:: Task input ::
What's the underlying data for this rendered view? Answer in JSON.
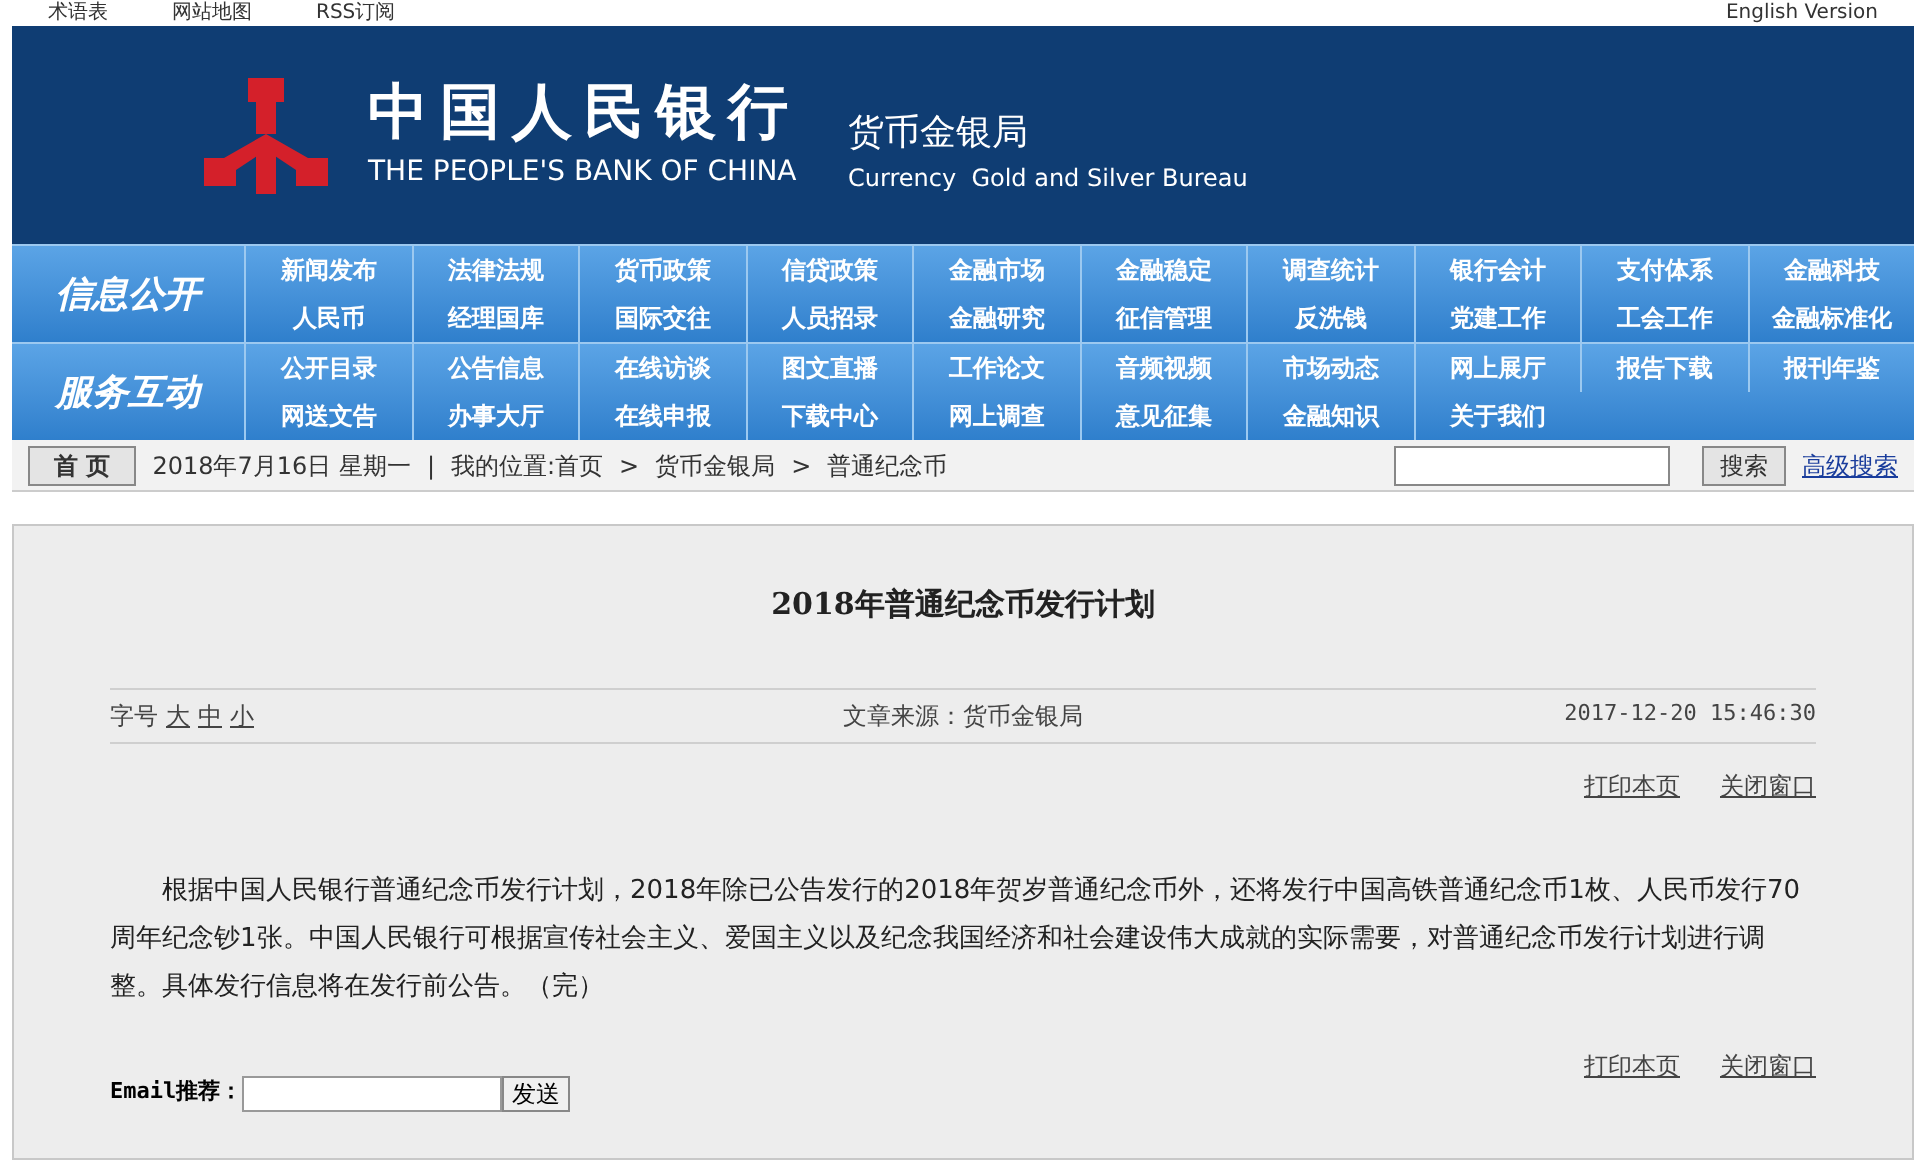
{
  "top_links": [
    {
      "text": "术语表"
    },
    {
      "text": "网站地图"
    },
    {
      "text": "RSS订阅"
    },
    {
      "text": "English Version"
    }
  ],
  "banner": {
    "logo_cn": "中国人民银行",
    "logo_en": "THE PEOPLE'S BANK OF CHINA",
    "bureau_cn": "货币金银局",
    "bureau_en": "Currency  Gold and Silver Bureau"
  },
  "nav": [
    {
      "section": "信息公开",
      "rows": [
        [
          "新闻发布",
          "法律法规",
          "货币政策",
          "信贷政策",
          "金融市场",
          "金融稳定",
          "调查统计",
          "银行会计",
          "支付体系",
          "金融科技"
        ],
        [
          "人民币",
          "经理国库",
          "国际交往",
          "人员招录",
          "金融研究",
          "征信管理",
          "反洗钱",
          "党建工作",
          "工会工作",
          "金融标准化"
        ]
      ]
    },
    {
      "section": "服务互动",
      "rows": [
        [
          "公开目录",
          "公告信息",
          "在线访谈",
          "图文直播",
          "工作论文",
          "音频视频",
          "市场动态",
          "网上展厅",
          "报告下载",
          "报刊年鉴"
        ],
        [
          "网送文告",
          "办事大厅",
          "在线申报",
          "下载中心",
          "网上调查",
          "意见征集",
          "金融知识",
          "关于我们"
        ]
      ]
    }
  ],
  "breadcrumb": {
    "home_button": "首 页",
    "date": "2018年7月16日 星期一",
    "date_separator": "|",
    "location_label": "我的位置:首页",
    "path": [
      "货币金银局",
      "普通纪念币"
    ],
    "separator": ">"
  },
  "search": {
    "button": "搜索",
    "advanced_link": "高级搜索"
  },
  "article": {
    "title": "2018年普通纪念币发行计划",
    "font_size_label": "字号",
    "font_sizes": [
      "大",
      "中",
      "小"
    ],
    "source": "文章来源：货币金银局",
    "datetime": "2017-12-20 15:46:30",
    "links_top": [
      "打印本页",
      "关闭窗口"
    ],
    "body": "根据中国人民银行普通纪念币发行计划，2018年除已公告发行的2018年贺岁普通纪念币外，还将发行中国高铁普通纪念币1枚、人民币发行70周年纪念钞1张。中国人民银行可根据宣传社会主义、爱国主义以及纪念我国经济和社会建设伟大成就的实际需要，对普通纪念币发行计划进行调整。具体发行信息将在发行前公告。（完）",
    "links_bottom": [
      "打印本页",
      "关闭窗口"
    ],
    "email_label": "Email推荐：",
    "send_button": "发送"
  }
}
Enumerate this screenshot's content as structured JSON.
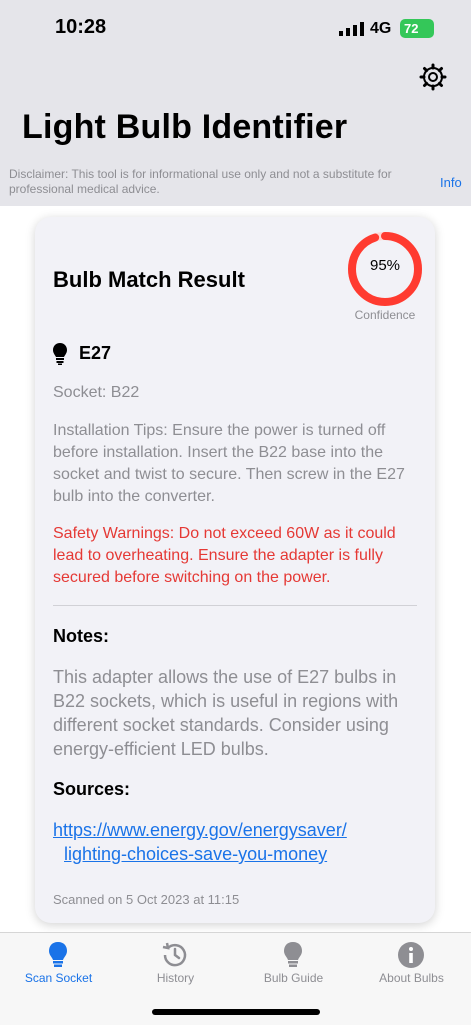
{
  "status_bar": {
    "time": "10:28",
    "network": "4G",
    "battery": "72"
  },
  "header": {
    "title": "Light Bulb Identifier",
    "disclaimer": "Disclaimer: This tool is for informational use only and not a substitute for professional medical advice.",
    "info_label": "Info"
  },
  "result": {
    "title": "Bulb Match Result",
    "confidence_value": "95%",
    "confidence_fraction": 0.95,
    "confidence_label": "Confidence",
    "bulb_type": "E27",
    "socket": "Socket: B22",
    "installation_tips": "Installation Tips: Ensure the power is turned off before installation. Insert the B22 base into the socket and twist to secure. Then screw in the E27 bulb into the converter.",
    "safety_warnings": "Safety Warnings: Do not exceed 60W as it could lead to overheating. Ensure the adapter is fully secured before switching on the power.",
    "notes_heading": "Notes:",
    "notes_body": "This adapter allows the use of E27 bulbs in B22 sockets, which is useful in regions with different socket standards. Consider using energy-efficient LED bulbs.",
    "sources_heading": "Sources:",
    "source_url": "https://www.energy.gov/energysaver/lighting-choices-save-you-money",
    "scanned": "Scanned on 5 Oct 2023 at 11:15"
  },
  "tabs": [
    {
      "label": "Scan Socket",
      "icon": "bulb-icon",
      "active": true
    },
    {
      "label": "History",
      "icon": "history-icon",
      "active": false
    },
    {
      "label": "Bulb Guide",
      "icon": "bulb-icon",
      "active": false
    },
    {
      "label": "About Bulbs",
      "icon": "info-icon",
      "active": false
    }
  ],
  "colors": {
    "accent": "#1a73e8",
    "ring": "#ff3b30",
    "warning": "#e53935",
    "battery": "#34c759"
  }
}
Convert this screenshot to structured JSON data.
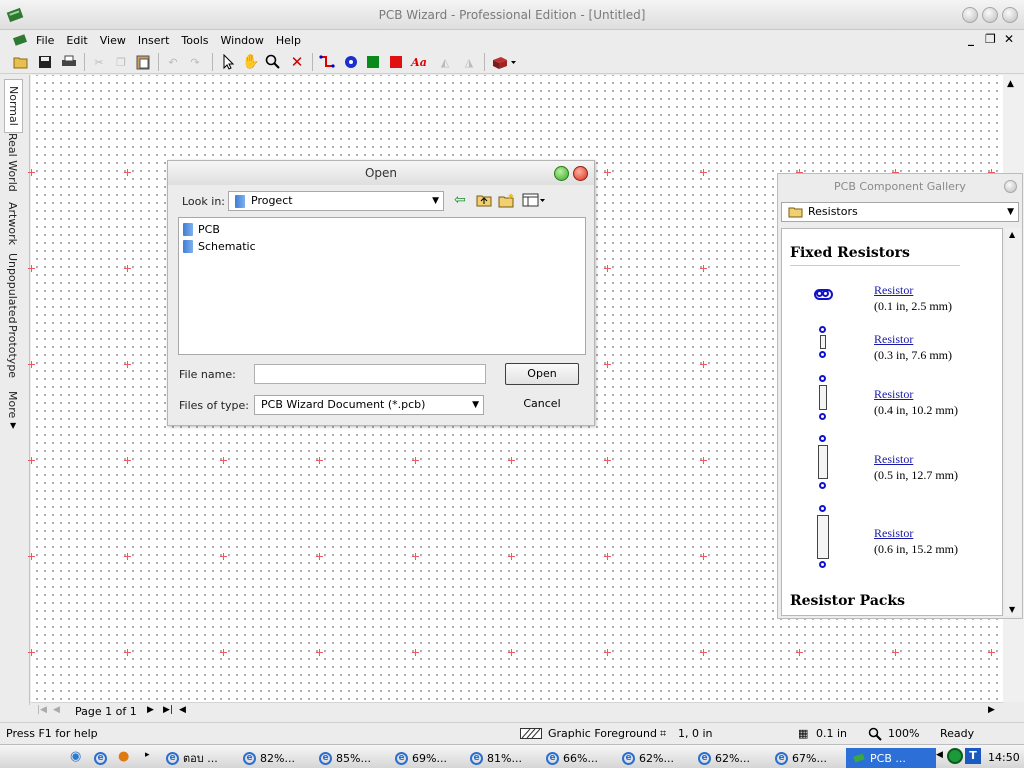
{
  "window": {
    "title": "PCB Wizard - Professional Edition - [Untitled]"
  },
  "menu": {
    "items": [
      "File",
      "Edit",
      "View",
      "Insert",
      "Tools",
      "Window",
      "Help"
    ]
  },
  "left_tabs": [
    "Normal",
    "Real World",
    "Artwork",
    "Unpopulated",
    "Prototype",
    "More"
  ],
  "canvas": {
    "page_label": "Page 1 of 1"
  },
  "dialog": {
    "title": "Open",
    "look_in_label": "Look in:",
    "look_in_value": "Progect",
    "items": [
      "PCB",
      "Schematic"
    ],
    "file_name_label": "File name:",
    "file_name_value": "",
    "files_of_type_label": "Files of type:",
    "files_of_type_value": "PCB Wizard Document (*.pcb)",
    "open_button": "Open",
    "cancel_button": "Cancel"
  },
  "gallery": {
    "title": "PCB Component Gallery",
    "category": "Resistors",
    "section1": "Fixed Resistors",
    "section2": "Resistor Packs",
    "resistors": [
      {
        "link": "Resistor",
        "size": "(0.1 in, 2.5 mm)"
      },
      {
        "link": "Resistor",
        "size": "(0.3 in, 7.6 mm)"
      },
      {
        "link": "Resistor",
        "size": "(0.4 in, 10.2 mm)"
      },
      {
        "link": "Resistor",
        "size": "(0.5 in, 12.7 mm)"
      },
      {
        "link": "Resistor",
        "size": "(0.6 in, 15.2 mm)"
      }
    ]
  },
  "status": {
    "help": "Press F1 for help",
    "layer": "Graphic Foreground",
    "coords": "1, 0 in",
    "grid": "0.1 in",
    "zoom": "100%",
    "state": "Ready"
  },
  "taskbar": {
    "tasks": [
      "ตอบ ...",
      "82%...",
      "85%...",
      "69%...",
      "81%...",
      "66%...",
      "62%...",
      "62%...",
      "67%..."
    ],
    "active_task": "PCB ...",
    "clock": "14:50"
  },
  "colors": {
    "accent": "#2c6fd6",
    "grid_cross": "#ea5c5c",
    "link": "#1a1aa8"
  }
}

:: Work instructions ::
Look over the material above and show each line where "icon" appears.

:: Response below ::
      "icon": "bulb-icon",
      "icon": "history-icon",
      "icon": "bulb-icon",
      "icon": "info-icon",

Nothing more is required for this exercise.